## MATERIAL PROVIDED
________

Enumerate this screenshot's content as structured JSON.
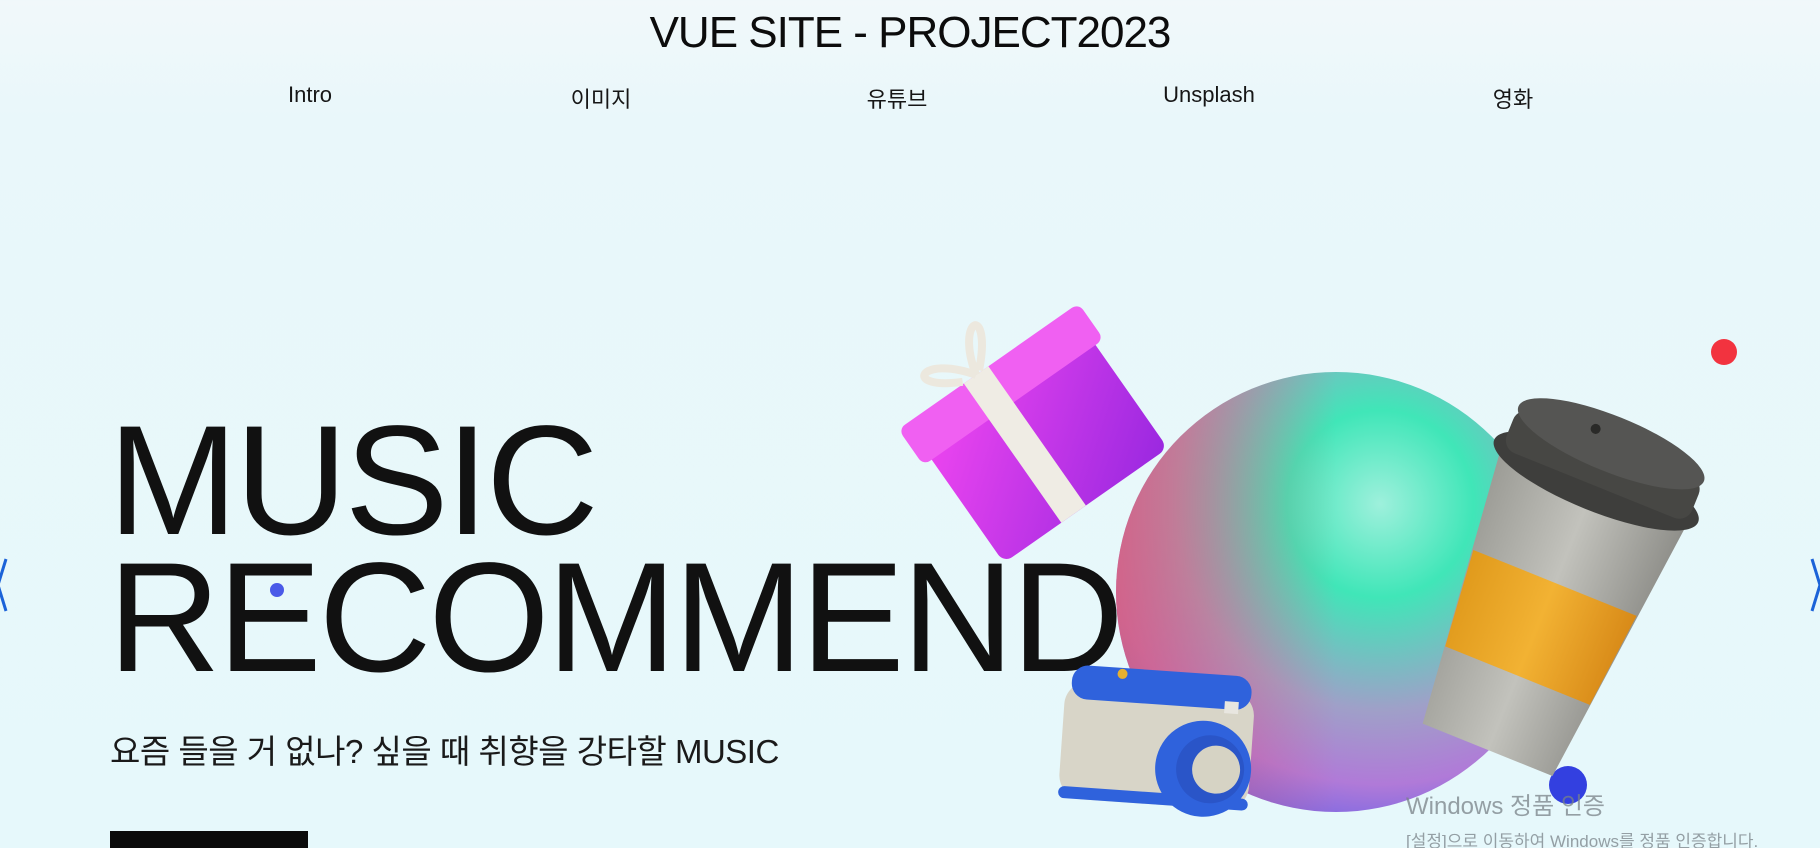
{
  "site": {
    "title": "VUE SITE - PROJECT2023"
  },
  "nav": {
    "items": [
      {
        "label": "Intro"
      },
      {
        "label": "이미지"
      },
      {
        "label": "유튜브"
      },
      {
        "label": "Unsplash"
      },
      {
        "label": "영화"
      }
    ]
  },
  "hero": {
    "line1": "MUSIC",
    "line2": "RECOMMEND",
    "subtitle": "요즘 들을 거 없나? 싶을 때 취향을 강타할 MUSIC"
  },
  "illustration": {
    "objects": [
      "gift-box",
      "gradient-sphere",
      "coffee-cup",
      "camera"
    ]
  },
  "colors": {
    "accent_red": "#f2333f",
    "accent_blue": "#3340e0",
    "dot_blue": "#4a5ae8",
    "arrow_blue": "#1b63d8"
  },
  "watermark": {
    "title": "Windows 정품 인증",
    "subtitle": "[설정]으로 이동하여 Windows를 정품 인증합니다."
  }
}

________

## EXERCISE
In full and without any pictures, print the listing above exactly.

## TASK ANSWER
Enumerate this screenshot's content as structured JSON.
{
  "site": {
    "title": "VUE SITE - PROJECT2023"
  },
  "nav": {
    "items": [
      {
        "label": "Intro"
      },
      {
        "label": "이미지"
      },
      {
        "label": "유튜브"
      },
      {
        "label": "Unsplash"
      },
      {
        "label": "영화"
      }
    ]
  },
  "hero": {
    "line1": "MUSIC",
    "line2": "RECOMMEND",
    "subtitle": "요즘 들을 거 없나? 싶을 때 취향을 강타할 MUSIC"
  },
  "illustration": {
    "objects": [
      "gift-box",
      "gradient-sphere",
      "coffee-cup",
      "camera"
    ]
  },
  "colors": {
    "accent_red": "#f2333f",
    "accent_blue": "#3340e0",
    "dot_blue": "#4a5ae8",
    "arrow_blue": "#1b63d8"
  },
  "watermark": {
    "title": "Windows 정품 인증",
    "subtitle": "[설정]으로 이동하여 Windows를 정품 인증합니다."
  }
}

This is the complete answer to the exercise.